Toronto, ON –  “Brothel #9 is Anusree Roy’s most mature and provocative work to date,” says Factory Theatre Artistic Director Ken Gass, “The story of Rekha, a young South Asian woman who travels from her village to Calcutta to take a job making light bulbs only to discover she has been sold to a brothel is powerful and riveting drama. Factory Theatre commissioned Brothel #9 and we are thrilled to work with Roy in encouraging her to expand the scale of her playwriting endeavors.” The TD Bank Financial Group sponsors the world premiere of Brothel #9, previewing February 26 – March 2, opening on March 3, and closing March 27, 2011.

Factory Theatre Associate Artist Nigel Shawn Williams (The Bewitched, York University; Shakespeare’s Dog, Alberta Theatre Projects, Blacks Don’t Bowl, Black Theatre Workshop; The Monument, Obsidian Theatre) directs Brothel #9.  A Dora Mavor Moore Award-winner for acting (1995 &1996) and directing (2006), Williams is known for his emotional strength in both capacities.
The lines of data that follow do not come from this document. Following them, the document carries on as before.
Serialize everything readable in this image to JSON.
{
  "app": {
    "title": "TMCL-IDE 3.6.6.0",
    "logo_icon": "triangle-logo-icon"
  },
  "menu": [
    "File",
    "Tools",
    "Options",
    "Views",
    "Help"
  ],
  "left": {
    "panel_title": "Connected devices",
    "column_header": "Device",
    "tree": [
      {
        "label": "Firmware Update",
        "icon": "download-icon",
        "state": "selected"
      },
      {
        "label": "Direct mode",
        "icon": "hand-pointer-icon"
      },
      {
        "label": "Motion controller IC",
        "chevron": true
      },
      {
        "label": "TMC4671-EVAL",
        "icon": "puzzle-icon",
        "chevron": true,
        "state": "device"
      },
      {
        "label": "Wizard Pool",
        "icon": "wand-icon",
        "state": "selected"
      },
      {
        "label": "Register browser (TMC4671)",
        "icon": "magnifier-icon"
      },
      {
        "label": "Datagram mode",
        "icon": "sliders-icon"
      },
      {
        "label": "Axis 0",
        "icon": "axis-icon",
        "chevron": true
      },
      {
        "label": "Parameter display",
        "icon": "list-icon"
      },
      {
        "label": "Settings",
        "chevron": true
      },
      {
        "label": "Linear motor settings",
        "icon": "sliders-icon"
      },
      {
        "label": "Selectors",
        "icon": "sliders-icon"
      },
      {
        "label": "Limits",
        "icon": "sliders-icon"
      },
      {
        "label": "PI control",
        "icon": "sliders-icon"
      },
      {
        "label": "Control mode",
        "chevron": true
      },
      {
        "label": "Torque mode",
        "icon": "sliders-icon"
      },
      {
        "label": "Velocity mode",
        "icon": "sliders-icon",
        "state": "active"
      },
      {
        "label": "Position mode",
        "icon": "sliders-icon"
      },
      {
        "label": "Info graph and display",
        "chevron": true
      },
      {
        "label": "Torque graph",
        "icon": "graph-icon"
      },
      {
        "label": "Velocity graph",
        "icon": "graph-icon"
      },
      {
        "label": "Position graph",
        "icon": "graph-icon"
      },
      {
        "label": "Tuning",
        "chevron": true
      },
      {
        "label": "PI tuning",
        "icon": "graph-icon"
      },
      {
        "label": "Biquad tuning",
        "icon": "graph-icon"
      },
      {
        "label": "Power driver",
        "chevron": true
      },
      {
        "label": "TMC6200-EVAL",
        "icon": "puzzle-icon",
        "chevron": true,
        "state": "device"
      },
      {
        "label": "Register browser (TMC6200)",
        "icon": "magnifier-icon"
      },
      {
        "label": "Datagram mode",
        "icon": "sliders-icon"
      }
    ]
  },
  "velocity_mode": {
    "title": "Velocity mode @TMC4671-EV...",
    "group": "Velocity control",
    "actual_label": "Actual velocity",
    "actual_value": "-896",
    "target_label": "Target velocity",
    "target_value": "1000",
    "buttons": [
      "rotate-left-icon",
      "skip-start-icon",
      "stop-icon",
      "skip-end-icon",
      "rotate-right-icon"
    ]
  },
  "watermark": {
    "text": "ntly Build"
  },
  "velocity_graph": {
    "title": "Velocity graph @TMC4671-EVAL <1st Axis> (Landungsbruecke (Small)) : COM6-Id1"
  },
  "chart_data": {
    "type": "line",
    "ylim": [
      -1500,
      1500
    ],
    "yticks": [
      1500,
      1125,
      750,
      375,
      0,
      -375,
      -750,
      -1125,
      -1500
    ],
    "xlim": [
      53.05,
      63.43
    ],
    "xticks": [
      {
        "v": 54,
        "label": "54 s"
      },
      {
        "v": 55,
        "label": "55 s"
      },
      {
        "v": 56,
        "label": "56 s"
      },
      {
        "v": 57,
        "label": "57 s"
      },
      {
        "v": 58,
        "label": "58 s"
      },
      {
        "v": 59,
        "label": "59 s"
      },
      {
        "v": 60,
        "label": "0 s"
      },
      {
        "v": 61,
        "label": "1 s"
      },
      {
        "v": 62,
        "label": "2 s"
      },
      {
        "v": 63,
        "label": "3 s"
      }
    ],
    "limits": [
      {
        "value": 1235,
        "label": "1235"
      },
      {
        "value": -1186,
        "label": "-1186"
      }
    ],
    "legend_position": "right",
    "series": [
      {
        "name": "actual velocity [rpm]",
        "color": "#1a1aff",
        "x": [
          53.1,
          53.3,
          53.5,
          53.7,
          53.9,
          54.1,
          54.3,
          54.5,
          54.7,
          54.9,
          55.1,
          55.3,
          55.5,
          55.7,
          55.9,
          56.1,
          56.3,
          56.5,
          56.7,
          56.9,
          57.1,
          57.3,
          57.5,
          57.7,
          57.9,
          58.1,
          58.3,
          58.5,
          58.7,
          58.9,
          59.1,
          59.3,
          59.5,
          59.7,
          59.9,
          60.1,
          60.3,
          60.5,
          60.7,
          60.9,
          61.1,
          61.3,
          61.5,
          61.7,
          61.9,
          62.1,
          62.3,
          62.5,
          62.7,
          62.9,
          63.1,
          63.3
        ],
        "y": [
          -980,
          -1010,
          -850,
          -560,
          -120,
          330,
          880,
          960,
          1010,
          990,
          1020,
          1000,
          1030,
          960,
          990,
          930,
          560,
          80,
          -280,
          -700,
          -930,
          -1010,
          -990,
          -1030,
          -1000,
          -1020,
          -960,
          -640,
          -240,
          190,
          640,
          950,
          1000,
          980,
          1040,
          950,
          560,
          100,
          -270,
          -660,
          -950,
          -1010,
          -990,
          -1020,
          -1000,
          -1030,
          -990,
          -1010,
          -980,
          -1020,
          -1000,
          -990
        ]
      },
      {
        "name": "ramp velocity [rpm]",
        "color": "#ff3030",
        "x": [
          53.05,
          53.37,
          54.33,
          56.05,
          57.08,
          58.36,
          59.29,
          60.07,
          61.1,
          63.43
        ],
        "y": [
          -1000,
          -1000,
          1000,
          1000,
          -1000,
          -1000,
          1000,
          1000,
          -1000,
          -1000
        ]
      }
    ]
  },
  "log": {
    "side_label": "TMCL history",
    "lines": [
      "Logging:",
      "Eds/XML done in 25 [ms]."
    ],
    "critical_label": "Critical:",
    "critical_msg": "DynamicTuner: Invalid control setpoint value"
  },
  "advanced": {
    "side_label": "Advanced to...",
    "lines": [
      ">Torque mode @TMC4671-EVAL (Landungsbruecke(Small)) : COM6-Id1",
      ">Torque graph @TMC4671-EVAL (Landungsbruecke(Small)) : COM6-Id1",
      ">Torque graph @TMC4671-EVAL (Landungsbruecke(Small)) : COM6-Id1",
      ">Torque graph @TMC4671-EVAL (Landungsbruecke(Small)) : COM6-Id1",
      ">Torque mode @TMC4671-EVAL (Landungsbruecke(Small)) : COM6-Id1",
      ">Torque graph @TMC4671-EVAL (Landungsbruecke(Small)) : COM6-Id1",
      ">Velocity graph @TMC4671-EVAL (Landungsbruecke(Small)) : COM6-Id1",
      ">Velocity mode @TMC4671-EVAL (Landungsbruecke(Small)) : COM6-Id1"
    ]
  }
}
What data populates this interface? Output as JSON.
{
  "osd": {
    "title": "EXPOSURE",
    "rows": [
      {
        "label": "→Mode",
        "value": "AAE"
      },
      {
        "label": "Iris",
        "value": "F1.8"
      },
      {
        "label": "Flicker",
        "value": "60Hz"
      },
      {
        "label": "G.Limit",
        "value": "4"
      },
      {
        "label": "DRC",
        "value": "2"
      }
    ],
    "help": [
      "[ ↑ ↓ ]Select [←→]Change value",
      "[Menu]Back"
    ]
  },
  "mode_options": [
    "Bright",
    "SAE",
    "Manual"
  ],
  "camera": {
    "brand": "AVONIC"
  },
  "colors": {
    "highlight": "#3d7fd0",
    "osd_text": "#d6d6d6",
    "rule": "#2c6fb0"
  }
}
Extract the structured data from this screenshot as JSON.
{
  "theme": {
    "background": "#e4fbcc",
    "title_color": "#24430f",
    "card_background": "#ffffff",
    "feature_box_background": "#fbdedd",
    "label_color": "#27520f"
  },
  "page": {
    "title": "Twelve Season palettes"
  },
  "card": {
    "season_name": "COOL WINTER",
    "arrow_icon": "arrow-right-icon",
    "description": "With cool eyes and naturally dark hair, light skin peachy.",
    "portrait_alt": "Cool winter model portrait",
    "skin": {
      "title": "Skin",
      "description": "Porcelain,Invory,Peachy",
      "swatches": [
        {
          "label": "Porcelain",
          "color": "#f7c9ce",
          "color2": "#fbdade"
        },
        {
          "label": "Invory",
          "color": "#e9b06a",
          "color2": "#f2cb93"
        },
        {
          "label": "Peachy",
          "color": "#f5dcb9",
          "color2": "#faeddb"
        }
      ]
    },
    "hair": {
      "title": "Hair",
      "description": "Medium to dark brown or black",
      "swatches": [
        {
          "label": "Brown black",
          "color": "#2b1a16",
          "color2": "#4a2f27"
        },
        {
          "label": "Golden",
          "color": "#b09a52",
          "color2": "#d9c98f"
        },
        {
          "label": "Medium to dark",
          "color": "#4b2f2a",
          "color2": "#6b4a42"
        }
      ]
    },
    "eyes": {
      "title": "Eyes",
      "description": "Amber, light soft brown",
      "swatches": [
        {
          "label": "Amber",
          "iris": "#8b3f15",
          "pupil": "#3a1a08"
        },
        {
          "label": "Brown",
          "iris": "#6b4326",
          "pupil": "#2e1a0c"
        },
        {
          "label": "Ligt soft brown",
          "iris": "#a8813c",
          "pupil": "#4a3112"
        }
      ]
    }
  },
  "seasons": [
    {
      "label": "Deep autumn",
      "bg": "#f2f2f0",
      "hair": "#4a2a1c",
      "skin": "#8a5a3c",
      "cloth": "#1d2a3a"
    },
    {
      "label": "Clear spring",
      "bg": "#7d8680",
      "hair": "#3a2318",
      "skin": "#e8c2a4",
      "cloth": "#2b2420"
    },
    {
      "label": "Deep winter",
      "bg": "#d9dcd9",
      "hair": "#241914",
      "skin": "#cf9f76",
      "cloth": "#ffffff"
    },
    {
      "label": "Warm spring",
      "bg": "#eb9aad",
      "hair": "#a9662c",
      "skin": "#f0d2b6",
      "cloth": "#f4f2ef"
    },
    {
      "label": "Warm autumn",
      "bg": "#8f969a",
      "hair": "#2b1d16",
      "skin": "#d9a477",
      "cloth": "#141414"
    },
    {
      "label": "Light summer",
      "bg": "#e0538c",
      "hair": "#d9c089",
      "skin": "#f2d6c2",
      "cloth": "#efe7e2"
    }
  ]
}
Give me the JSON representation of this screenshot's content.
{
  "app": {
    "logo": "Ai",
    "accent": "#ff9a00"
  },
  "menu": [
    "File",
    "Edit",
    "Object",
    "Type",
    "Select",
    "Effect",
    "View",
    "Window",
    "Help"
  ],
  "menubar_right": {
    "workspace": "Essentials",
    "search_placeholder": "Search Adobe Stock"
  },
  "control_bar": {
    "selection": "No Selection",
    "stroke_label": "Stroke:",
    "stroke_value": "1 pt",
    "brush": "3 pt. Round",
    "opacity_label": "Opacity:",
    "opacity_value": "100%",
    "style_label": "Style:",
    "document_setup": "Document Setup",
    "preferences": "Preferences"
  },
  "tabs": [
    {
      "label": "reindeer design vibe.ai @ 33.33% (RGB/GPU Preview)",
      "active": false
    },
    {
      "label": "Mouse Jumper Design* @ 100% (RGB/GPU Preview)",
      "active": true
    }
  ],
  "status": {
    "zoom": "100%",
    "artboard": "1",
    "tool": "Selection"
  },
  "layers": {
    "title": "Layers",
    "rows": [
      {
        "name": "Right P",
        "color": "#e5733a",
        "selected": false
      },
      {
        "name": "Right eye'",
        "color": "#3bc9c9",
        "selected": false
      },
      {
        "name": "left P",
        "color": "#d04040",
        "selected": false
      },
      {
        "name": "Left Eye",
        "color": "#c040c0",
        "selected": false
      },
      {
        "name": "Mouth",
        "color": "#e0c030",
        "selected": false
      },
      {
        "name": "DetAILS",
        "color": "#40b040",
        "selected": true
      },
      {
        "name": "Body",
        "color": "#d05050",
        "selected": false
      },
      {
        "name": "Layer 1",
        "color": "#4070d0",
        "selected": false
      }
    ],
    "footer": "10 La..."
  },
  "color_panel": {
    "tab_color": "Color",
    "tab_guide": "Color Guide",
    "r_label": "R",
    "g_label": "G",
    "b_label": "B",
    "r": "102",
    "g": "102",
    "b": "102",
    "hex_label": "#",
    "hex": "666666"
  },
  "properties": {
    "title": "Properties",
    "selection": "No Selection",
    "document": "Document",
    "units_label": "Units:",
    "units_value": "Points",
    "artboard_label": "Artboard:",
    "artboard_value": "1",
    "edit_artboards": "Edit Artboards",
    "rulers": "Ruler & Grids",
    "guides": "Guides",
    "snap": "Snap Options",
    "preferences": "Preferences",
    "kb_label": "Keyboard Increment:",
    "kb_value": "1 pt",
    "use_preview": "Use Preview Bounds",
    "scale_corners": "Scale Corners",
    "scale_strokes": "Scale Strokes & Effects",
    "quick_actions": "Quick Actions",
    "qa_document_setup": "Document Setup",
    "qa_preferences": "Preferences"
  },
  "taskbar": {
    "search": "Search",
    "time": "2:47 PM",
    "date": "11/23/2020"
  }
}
In Nigel’s own words, “In collaboration with Anusree and the ensemble at Factory, we are unveiling a story about human liberty in the underbelly of contemporary Calcutta, providing snapshots of lives that most Canadians never get to see.”

Anusree Roy (Roshni and Letters to my Grandma, Theatre Passe Muraille; 9 Parts Desire, Seventh Stage) performs in Brothel #9 as Jamuna, Pamela Sinha (Home Free, SummerWorks; Possible Worlds, Neptune Theatre and Theatre Passe Muraille) as Rehka, Sanjay Talwar (Peter Pan and Dangerous Liaisons, Stratford Festival; Bombay Black, Cahoots/Arts Club; Helen’s Necklace, Tarragon and Pi Theatre) as Salaudin and Ash Knight (Romeo and Juliet, Old Rep Theatre - Birmingham; Same Time, Next Year, Blue Heron – NYC; ) as Birbal. The set and costume design is by Shawn Kerwin, lighting design is by Bonnie Beecher, and sound design is by John Gzowski. Brothel # 9 is stage managed by Joanna Barrotta with apprentice stage manager Neha Ross.

Due to its subject matter, Brothel #9 is not recommended for audiences under the age of 14 years.
• Shows February 26 to March 27 are Tuesday to Saturday at 8 p.m., and Sunday at 2 p.m. (except for the Sunday, February 27, 7 p.m. preview).
• Tickets range from $15 - $40.
• Three-play subscription packages are available for $100.
• The box office is open for in-person/phone sales (416 504 9971), Tuesday to Saturday, 1 – 8 p.m., and Sunday at 12 noon – 4 p.m.;
• Online sales are available 24 hours a day at

• Anusree Roy
• Pamela Sinha

For the remainder of Factory’s 2010/2011 season, the Performance Spring Festival runs April 2 – 24, featuring the Human Cargo production of Night as headliner. Adam Pettle’s Zadie’s Shoes runs April 30 to June 5.